*** Block opens ***

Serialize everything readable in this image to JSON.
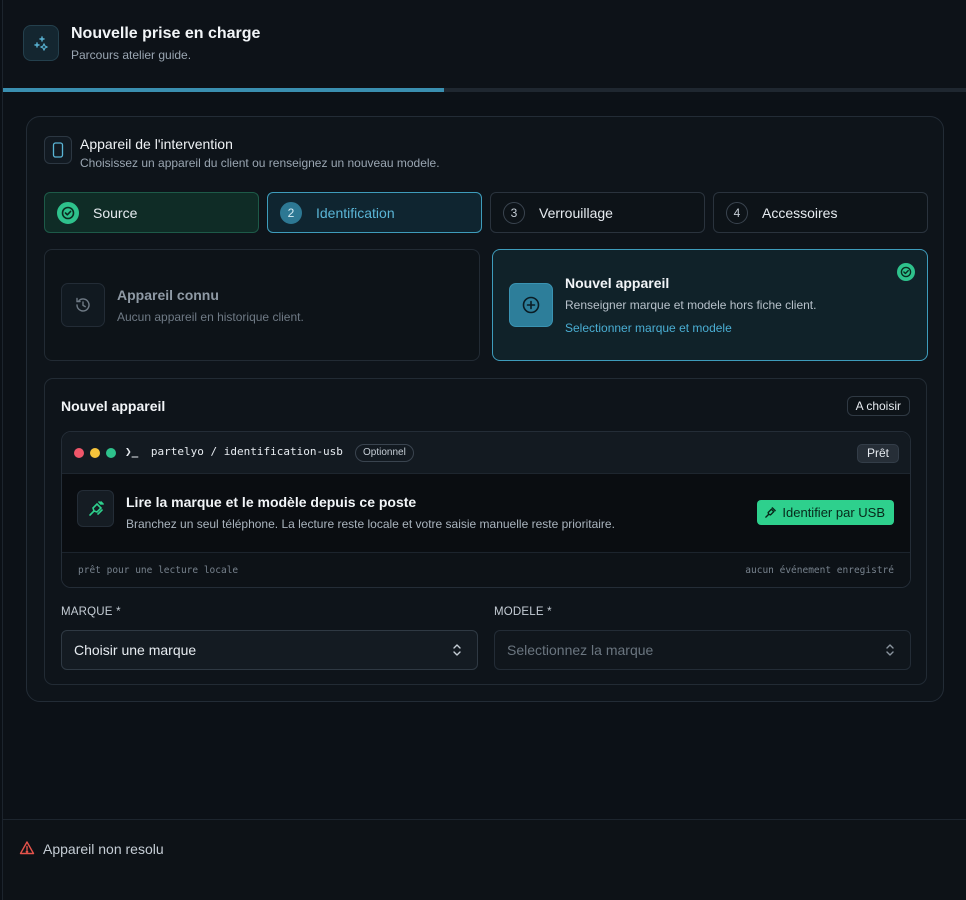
{
  "header": {
    "title": "Nouvelle prise en charge",
    "subtitle": "Parcours atelier guide.",
    "progress_fraction": 0.457,
    "icon": "sparkles-icon"
  },
  "card": {
    "title": "Appareil de l'intervention",
    "subtitle": "Choisissez un appareil du client ou renseignez un nouveau modele.",
    "icon": "smartphone-icon"
  },
  "steps": [
    {
      "num": "",
      "label": "Source",
      "state": "done"
    },
    {
      "num": "2",
      "label": "Identification",
      "state": "active"
    },
    {
      "num": "3",
      "label": "Verrouillage",
      "state": "pending"
    },
    {
      "num": "4",
      "label": "Accessoires",
      "state": "pending"
    }
  ],
  "options": {
    "known": {
      "title": "Appareil connu",
      "desc": "Aucun appareil en historique client.",
      "icon": "history-icon"
    },
    "new": {
      "title": "Nouvel appareil",
      "desc": "Renseigner marque et modele hors fiche client.",
      "link": "Selectionner marque et modele",
      "icon": "plus-circle-icon"
    }
  },
  "panel": {
    "title": "Nouvel appareil",
    "badge": "A choisir"
  },
  "terminal": {
    "prompt_symbol": "❯_",
    "path": "partelyo / identification-usb",
    "optional_label": "Optionnel",
    "status": "Prêt",
    "heading": "Lire la marque et le modèle depuis ce poste",
    "desc": "Branchez un seul téléphone. La lecture reste locale et votre saisie manuelle reste prioritaire.",
    "button": "Identifier par USB",
    "foot_left": "prêt pour une lecture locale",
    "foot_right": "aucun événement enregistré",
    "colors": {
      "red": "#f0566a",
      "yellow": "#f5c33b",
      "green": "#2ec28c"
    }
  },
  "fields": {
    "brand": {
      "label": "MARQUE *",
      "value": "Choisir une marque"
    },
    "model": {
      "label": "MODELE *",
      "value": "Selectionnez la marque"
    }
  },
  "footer": {
    "text": "Appareil non resolu",
    "icon": "warning-icon",
    "color": "#e5534b"
  }
}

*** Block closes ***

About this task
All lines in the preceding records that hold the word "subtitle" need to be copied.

Answer for this exercise
    "subtitle": "Parcours atelier guide.",
    "subtitle": "Choisissez un appareil du client ou renseignez un nouveau modele.",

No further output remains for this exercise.